A student, David Henry, points out that the word “fish” is used three times in Jonah 1-2, and notes that twice it is masculine (dag; 1:17; 2:10) but once in a feminine form (dagah; 2:1).
A gender-bending fish? Uncertainty on the part of the writer? Or a thematically significant variation? I choose door #3.
Before Jonah enters the fish, it is masculine (1:17); when he is within the fish, it is feminine (2:1); when it expels him onto dry land, it is masculine again (2:10). Jonah’s presence turns the fish (grammatically, literarily) feminine. She turns mother, and he turns fetus; his return to dry land is his new birth. That possibility is supported by the use of me’eh for the “belly” of the fish, a word that frequently means “womb” (Genesis 25:23; Ruth 1:11; Psalm 71:6) and when used of men refers to their generative power (Genesis 15:4; 2 Samuel 7:12; 16:11).
Then we allegorize: The fish is a ruler of the Gentile sea, Jonah a representative Israelite. Jonah in the feminine fish promises that the Gentile world will turn fruitful when the seed of Abraham is planted in her belly.
Then we allegorize again: Jesus is Jonah, the grave the belly of the fish.

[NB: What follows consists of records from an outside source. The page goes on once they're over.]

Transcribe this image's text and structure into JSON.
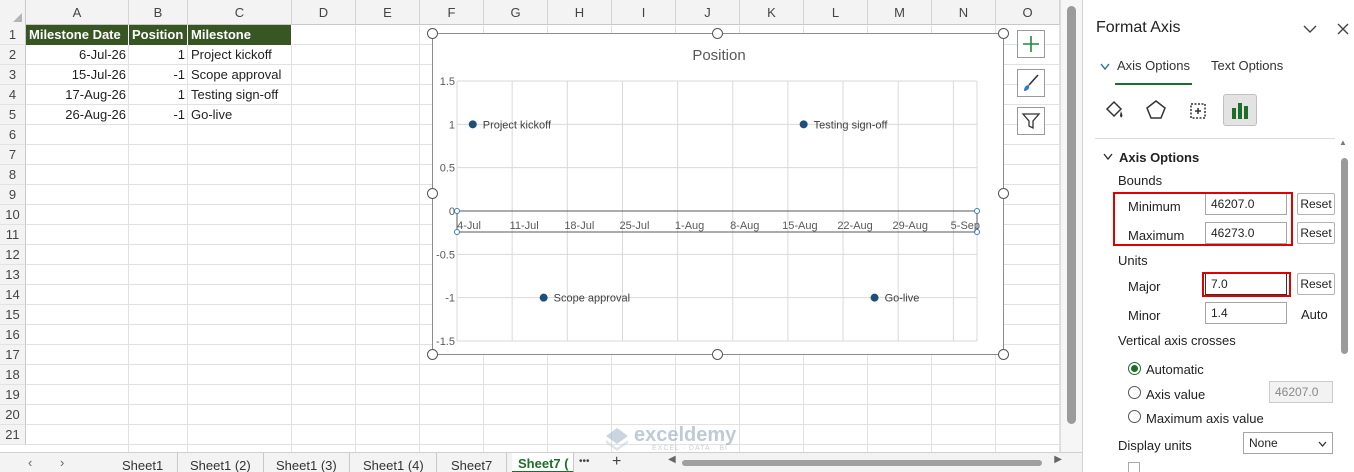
{
  "sheet": {
    "columns": [
      "A",
      "B",
      "C",
      "D",
      "E",
      "F",
      "G",
      "H",
      "I",
      "J",
      "K",
      "L",
      "M",
      "N",
      "O"
    ],
    "rows": [
      "1",
      "2",
      "3",
      "4",
      "5",
      "6",
      "7",
      "8",
      "9",
      "10",
      "11",
      "12",
      "13",
      "14",
      "15",
      "16",
      "17",
      "18",
      "19",
      "20",
      "21"
    ],
    "headers": {
      "date": "Milestone Date",
      "position": "Position",
      "milestone": "Milestone"
    },
    "data": [
      {
        "date": "6-Jul-26",
        "position": "1",
        "milestone": "Project kickoff"
      },
      {
        "date": "15-Jul-26",
        "position": "-1",
        "milestone": "Scope approval"
      },
      {
        "date": "17-Aug-26",
        "position": "1",
        "milestone": "Testing sign-off"
      },
      {
        "date": "26-Aug-26",
        "position": "-1",
        "milestone": "Go-live"
      }
    ],
    "header_color": "#375623"
  },
  "chart_data": {
    "type": "scatter",
    "title": "Position",
    "x_tick_labels": [
      "4-Jul",
      "11-Jul",
      "18-Jul",
      "25-Jul",
      "1-Aug",
      "8-Aug",
      "15-Aug",
      "22-Aug",
      "29-Aug",
      "5-Sep"
    ],
    "x_serial_min": 46207,
    "x_serial_max": 46273,
    "x_major_unit": 7,
    "y_ticks": [
      "1.5",
      "1",
      "0.5",
      "0",
      "-0.5",
      "-1",
      "-1.5"
    ],
    "ylim": [
      -1.5,
      1.5
    ],
    "points": [
      {
        "x": "6-Jul-26",
        "x_serial": 46209,
        "y": 1,
        "label": "Project kickoff"
      },
      {
        "x": "15-Jul-26",
        "x_serial": 46218,
        "y": -1,
        "label": "Scope approval"
      },
      {
        "x": "17-Aug-26",
        "x_serial": 46251,
        "y": 1,
        "label": "Testing sign-off"
      },
      {
        "x": "26-Aug-26",
        "x_serial": 46260,
        "y": -1,
        "label": "Go-live"
      }
    ],
    "marker_color": "#1f4e79",
    "grid": true
  },
  "tabs": {
    "items": [
      "Sheet1",
      "Sheet1 (2)",
      "Sheet1 (3)",
      "Sheet1 (4)",
      "Sheet7",
      "Sheet7 ("
    ],
    "active_index": 5,
    "more": "•••",
    "add": "+"
  },
  "watermark": {
    "name": "exceldemy",
    "tagline": "EXCEL · DATA · BI"
  },
  "pane": {
    "title": "Format Axis",
    "tab_axis": "Axis Options",
    "tab_text": "Text Options",
    "section": "Axis Options",
    "bounds_label": "Bounds",
    "minimum_label": "Minimum",
    "minimum_value": "46207.0",
    "maximum_label": "Maximum",
    "maximum_value": "46273.0",
    "reset": "Reset",
    "units_label": "Units",
    "major_label": "Major",
    "major_value": "7.0",
    "minor_label": "Minor",
    "minor_value": "1.4",
    "auto": "Auto",
    "crosses_label": "Vertical axis crosses",
    "opt_automatic": "Automatic",
    "opt_axis_value": "Axis value",
    "axis_value": "46207.0",
    "opt_max": "Maximum axis value",
    "display_units_label": "Display units",
    "display_units_value": "None",
    "accent": "#1e6e2a",
    "highlight": "#e00000"
  }
}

And Jesus the greater Jonah turns the devouring masculine grave into a fruitful womb, a mother of children.